Ontario's Greatest Vintage (August 28, 2008)
Wine marketers love to hail a year as "The Vintage of the Century." But if you're being honest you can only claim this triumph once the harvest of 2099 is safely in the bottle.
After all, what happens when the following year is even better quality? Does that make it "The Vintage of the Millennium?"
These thoughts crossed my mind at a recent tasting down at Jackson-Triggs winery where a bunch of my wine-stained colleagues (is there a better collective noun? A crush of wine writers? A press of wine writers?) were invited to taste barrel samples and recent bottlings of Jackson-Triggs's and Inniskillin's wines from the much-vaunted 2007 vintage.
I'm here to tell you that, collectively, this is the best vintage I have tasted since I began writing about Canadian wines in 1975. And since nothing was worth drinking before that time, this makes 2007 the best Ontario vintage ever.
Allan Jackson, the hyphenated member of Jackson-Triggs, sat next to me at the tasting and he rose to tell the group that in his 37 vintages in the industry, "I have never seen one better than this."
Frank Hellwig, Vincor's Director of Viticulture for Ontario, who has worked vineyards in Australia, explained why the vintage is so good. "We had less than half the normal rain during bud burst. We had 1600 growing days rather than the normal 1200 to 1400 (a growing day is one when the temperature is over 50° Fahrenheit between April 1 and October 31) which meant you could pick very much when you wanted and didn't have to worry about Botrytis (rot) or rain."
August was the key month, apparently.

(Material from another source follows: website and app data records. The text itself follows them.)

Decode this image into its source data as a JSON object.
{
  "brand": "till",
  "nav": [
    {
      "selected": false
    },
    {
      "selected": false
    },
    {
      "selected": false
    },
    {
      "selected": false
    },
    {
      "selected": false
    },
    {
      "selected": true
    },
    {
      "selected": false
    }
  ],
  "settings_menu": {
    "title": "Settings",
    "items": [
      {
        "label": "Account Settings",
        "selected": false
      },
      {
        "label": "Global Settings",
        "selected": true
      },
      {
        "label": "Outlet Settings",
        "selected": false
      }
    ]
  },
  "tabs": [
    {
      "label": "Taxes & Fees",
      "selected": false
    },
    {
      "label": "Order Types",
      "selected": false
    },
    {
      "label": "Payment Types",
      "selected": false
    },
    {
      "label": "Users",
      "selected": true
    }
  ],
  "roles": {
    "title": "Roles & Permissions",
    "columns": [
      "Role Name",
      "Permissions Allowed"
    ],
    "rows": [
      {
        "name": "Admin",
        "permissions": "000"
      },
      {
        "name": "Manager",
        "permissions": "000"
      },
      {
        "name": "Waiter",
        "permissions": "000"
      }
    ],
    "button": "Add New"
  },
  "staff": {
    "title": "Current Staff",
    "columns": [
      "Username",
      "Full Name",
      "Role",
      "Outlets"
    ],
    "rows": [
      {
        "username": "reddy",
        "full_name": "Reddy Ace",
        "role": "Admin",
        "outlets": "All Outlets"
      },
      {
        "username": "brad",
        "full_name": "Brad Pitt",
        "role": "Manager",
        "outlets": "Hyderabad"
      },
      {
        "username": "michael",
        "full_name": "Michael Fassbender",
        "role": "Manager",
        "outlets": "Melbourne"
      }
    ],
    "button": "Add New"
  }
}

Temperatures last year were a degree or so above average in August and there was less rain than usual. The warm days coupled with cool nights built up sugars in the grapes while maintaining acid levels. The tannins matured and the fruit ripened perfectly, coming in at 23.5° and 24° Brix, a sugar reading that is usually two degrees lower. "We didn't have to sort the bunches," said Hellwig. "In my fifteen years I haven't seen anything like it here or in Australia."
While the overall grape tonnage is down about 15 per cent from the 2006 harvest, the vintners aren't complaining.
Norman Hardie, who owns the eponymous winery in Price Edward County, told me, "One of the biggest things that we benefit from in the County is that we have all that limestone in the soil so we tend not to see stress in the vines even in drought situations. There was a six-week stretch when we didn't have any rain. For the County it could not have come at a more ideal time. The fruit was just immaculate."
At the western end of the province, Tim Reilly, head winemaker at Colio in Lake Erie North Shore, was equally ecstatic about the vintage. "I think 2007 was a great vintage. I believe I have some of the best potential I've seen since 2002. Growers would say the best ever means quality and volume. Wineries would say quality. I see a great reserve red year and the whites are very good. Bordeaux reds, Pinot Noir and Syrah are looking very nice so far. Some bordering on outstanding. I would go out on a limb and say that there will be a good number of great wines from this vintage, and 2007 would be in the top three vintages over the last three decades."
I have tasted quite extensively the 2007 white wines that are beginning to hit the market. The Rieslings are delicious with rich, minerally lime and peach flavours; here are the ones to watch for: Cave Spring CSV Riesling 2007, Stratus Riesling 2007, Thirty Bench Riesling 2007, Vineland Estates Elevation Riesling 2007.
Sauvignon Blanc ripened so well that there are tropical New Zealand-style notes in the wines. Look for Mike Weir Sauvignon Blanc 2007, Peninsula Ridge McNally Vineyards Sauvignon Blanc 2007, Peninsula Ridge Wismer Vineyard Sauvignon Blanc 2007, Niagara College Dean's List Sauvignon Blanc 2007 and Jackson-Triggs Delaine Vineyard Sauvignon Blanc 2007.
This will be a Pinot Noir Year. The wines, still in barrel, show great depth of colour and intensity of flavour. Coyote's Run Black Paw Pinot Noir and Inniskillin Montague Vineyard will be terrific when they're in the bottle. For once such climate-sensitive grapes as Cabernet Sauvignon, Merlot, Cabernet Franc and Syrah ripened fully. So expect some great Meritage blends. I loved barrel samples of Inniskillin Montague Vineyard Merlot, Jackson-Triggs Delaine Vineyard Syrah and Niagara College Meritage 2007.
This year if Ontario winemakers couldn't make good wine they should fold up their tents and get a job selling insurance.